We may be the land down under, but we’re punching well above our weight when it comes to biotechs, says expert David Langsam of Biotech Daily.

The ASX is increasingly luring international biotechs, is this a good thing for the local industry?

It can be a double-edged sword to have more foreign companies in our market.

On the plus side, it is a handy way to see how other countries are approaching similar problem, such as US-based Visioneering (ASX:VTI) who are making multi-focal contact lenses. There are subtleties in the way that the company’s approach is very different to Australia but the learning opportunities are tremendous.

That being said, overseas management often makes transparency and communication more complex when time differences and regulatory changes need to be taken into account.

I think Australia punches so far above its weight in the biotechnology sector it’s not funny.

Last month alone the cumulative market cap for the top 40 biotechs was $7.5 billion, and growth of that group has surpassed that of the ASX200.

What has always worked in their favour is their ability to innovate, and to adapt their product if it doesn’t work. I think biotechs do that better than most listed ASX-listed companies.

How has the sector changed in the past decades?

 The sector is maturing now, from the growth that began after the increases in investment during the early 2000s. We have seen a huge inflow of capital, along with the establishment of infrastructure by Queensland’s Peter Beattie and Victoria’s Steve Bracks and the John Brumby Government, and those investments are making their way to Phase 3 trials and registration.

Former CSL chief Brian McNamee once referred to the pace of biotechnology development as “glacial” – that “it only took 17 short years to take Gardasil from the lab bench to a $1 billion blockbuster” and that largely hasn’t changed in the industry.

There has been a dramatic rise in the number of listed biotechnology companies as the ASX continues to sell itself as a good place to raise money. The ASX is targeting those that want to raise between $100 million to $200 million.

What we’re seeing is small biotechs becoming successful and being bought up by the big international pharmaceutical companies.

Many are aiming to be bought in Phase 2 trials, but someone like ChemGenex (ASX:CXS) went all the way to FDA approval for its late stage cancer drug while remaining Australian-owned.

What are your tips for investors getting into biotechs?

As mentioned, things don’t happen quickly in the industry. We have investors who put their money in and get impatient when they don’t have an increase in a couple of weeks. But any investment in early stage products takes time.

I was once a day trader but now refer to myself as a decade trader and I have been vocal in advocating for the Federal Government to give serious tax concessions for those willing to put money into certified biotechs, for the longer term.

In the same way that 150 per cent tax deductibility for film investments under the Whitlam government buoyed that industry, there should be tax concessions for leaving money in biotechs to drive innovation.  Perhaps a 150 per cent deduction for leaving funds in a company for five years rising to 200 per cent for 10 years.

When it comes down to it, there are two real measures for biotechs – trial results and cash flow.

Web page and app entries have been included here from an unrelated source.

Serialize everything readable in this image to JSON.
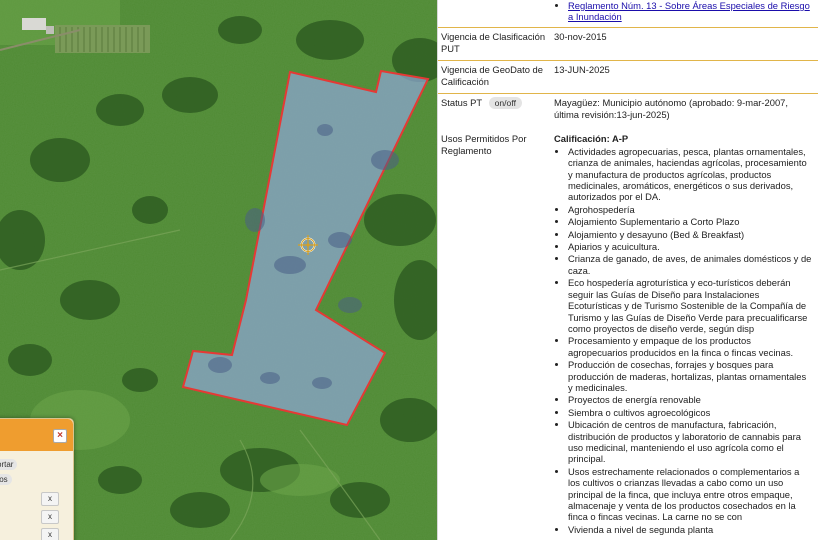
{
  "info": {
    "link_regulation": "Reglamento Núm. 13 - Sobre Áreas Especiales de Riesgo a Inundación",
    "vigencia_put_label": "Vigencia de Clasificación PUT",
    "vigencia_put_value": "30-nov-2015",
    "vigencia_geo_label": "Vigencia de GeoDato de Calificación",
    "vigencia_geo_value": "13-JUN-2025",
    "status_label": "Status PT",
    "status_toggle": "on/off",
    "status_value": "Mayagüez: Municipio autónomo (aprobado: 9-mar-2007, última revisión:13-jun-2025)",
    "usos_label": "Usos Permitidos Por Reglamento",
    "calificacion": "Calificación: A-P",
    "usos": [
      "Actividades agropecuarias, pesca, plantas ornamentales, crianza de animales, haciendas agrícolas, procesamiento y manufactura de productos agrícolas, productos medicinales, aromáticos, energéticos o sus derivados, autorizados por el DA.",
      "Agrohospedería",
      "Alojamiento Suplementario a Corto Plazo",
      "Alojamiento y desayuno (Bed & Breakfast)",
      "Apiarios y acuicultura.",
      "Crianza de ganado, de aves, de animales domésticos y de caza.",
      "Eco hospedería agroturística y eco-turísticos deberán seguir las Guías de Diseño para Instalaciones Ecoturísticas y de Turismo Sostenible de la Compañía de Turismo y las Guías de Diseño Verde para precualificarse como proyectos de diseño verde, según disp",
      "Procesamiento y empaque de los productos agropecuarios producidos en la finca o fincas vecinas.",
      "Producción de cosechas, forrajes y bosques para producción de maderas, hortalizas, plantas ornamentales y medicinales.",
      "Proyectos de energía renovable",
      "Siembra o cultivos agroecológicos",
      "Ubicación de centros de manufactura, fabricación, distribución de productos y laboratorio de cannabis para uso medicinal, manteniendo el uso agrícola como el principal.",
      "Usos estrechamente relacionados o complementarios a los cultivos o crianzas llevadas a cabo como un uso principal de la finca, que incluya entre otros empaque, almacenaje y venta de los productos cosechados en la finca o fincas vecinas. La carne no se con",
      "Vivienda a nivel de segunda planta"
    ]
  },
  "popup": {
    "btn_1": "ortar",
    "btn_2": "tos",
    "close_symbol": "×",
    "x_symbol": "x"
  },
  "colors": {
    "parcel_outline": "#e53935",
    "parcel_fill": "#8ea6d6",
    "popup_header": "#ef9d2f",
    "link": "#1a0dab",
    "divider": "#e1b54a"
  }
}
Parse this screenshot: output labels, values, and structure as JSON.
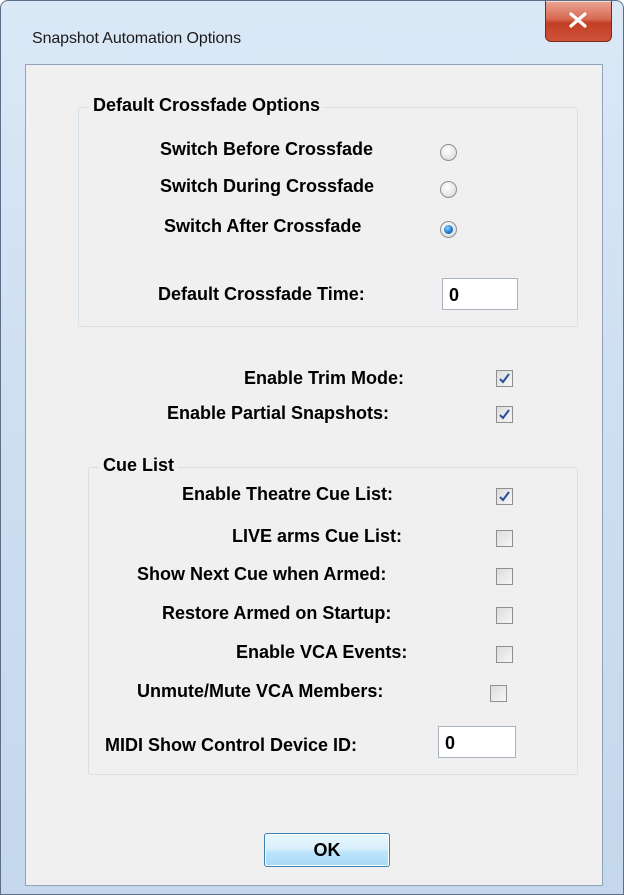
{
  "window": {
    "title": "Snapshot Automation Options",
    "close_icon": "x-close-icon"
  },
  "crossfade_group": {
    "title": "Default Crossfade Options",
    "options": [
      {
        "label": "Switch Before Crossfade",
        "selected": false
      },
      {
        "label": "Switch During Crossfade",
        "selected": false
      },
      {
        "label": "Switch After Crossfade",
        "selected": true
      }
    ],
    "time_label": "Default Crossfade Time:",
    "time_value": "0"
  },
  "options": {
    "trim_mode_label": "Enable Trim Mode:",
    "trim_mode_checked": true,
    "partial_snapshots_label": "Enable Partial Snapshots:",
    "partial_snapshots_checked": true
  },
  "cue_list_group": {
    "title": "Cue List",
    "items": [
      {
        "label": "Enable Theatre Cue List:",
        "checked": true
      },
      {
        "label": "LIVE arms Cue List:",
        "checked": false
      },
      {
        "label": "Show Next Cue when Armed:",
        "checked": false
      },
      {
        "label": "Restore Armed on Startup:",
        "checked": false
      },
      {
        "label": "Enable VCA Events:",
        "checked": false
      },
      {
        "label": "Unmute/Mute VCA Members:",
        "checked": false
      }
    ],
    "midi_label": "MIDI Show Control Device ID:",
    "midi_value": "0"
  },
  "ok_label": "OK",
  "colors": {
    "accent": "#1a7ad0",
    "close": "#c13f24",
    "dialog_bg": "#f0f0f0"
  }
}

We need to see large randomised controlled trials and revenue in the Appendix 4Cs. You can say anything you like but when those two things come through they speak for themselves.

For a company like RhinoMed (ASX:RNO) it comes down to positive revenues. They have reported solid revenues back to December 2015 and to me that is hard to dispute.

But most importantly, investors need to understand what the company does.

Far too many people invest in companies because someone told them to. A taxi driver, a financial planner or a stock-broker – and often they don’t know anything about the company or the sector.

You need to do your own research and feel comfortable that you have at least a general idea of what the company does for a living. Is there foreign competition? Is the drug, device or diagnostic actually useful for human health or was it just a good idea at the time?

Research, large randomised controlled trials and Appendix 4Cs are the rule of thumb.


This article does not constitute financial product advice. You should consider obtaining independent advice before making any financial decisions.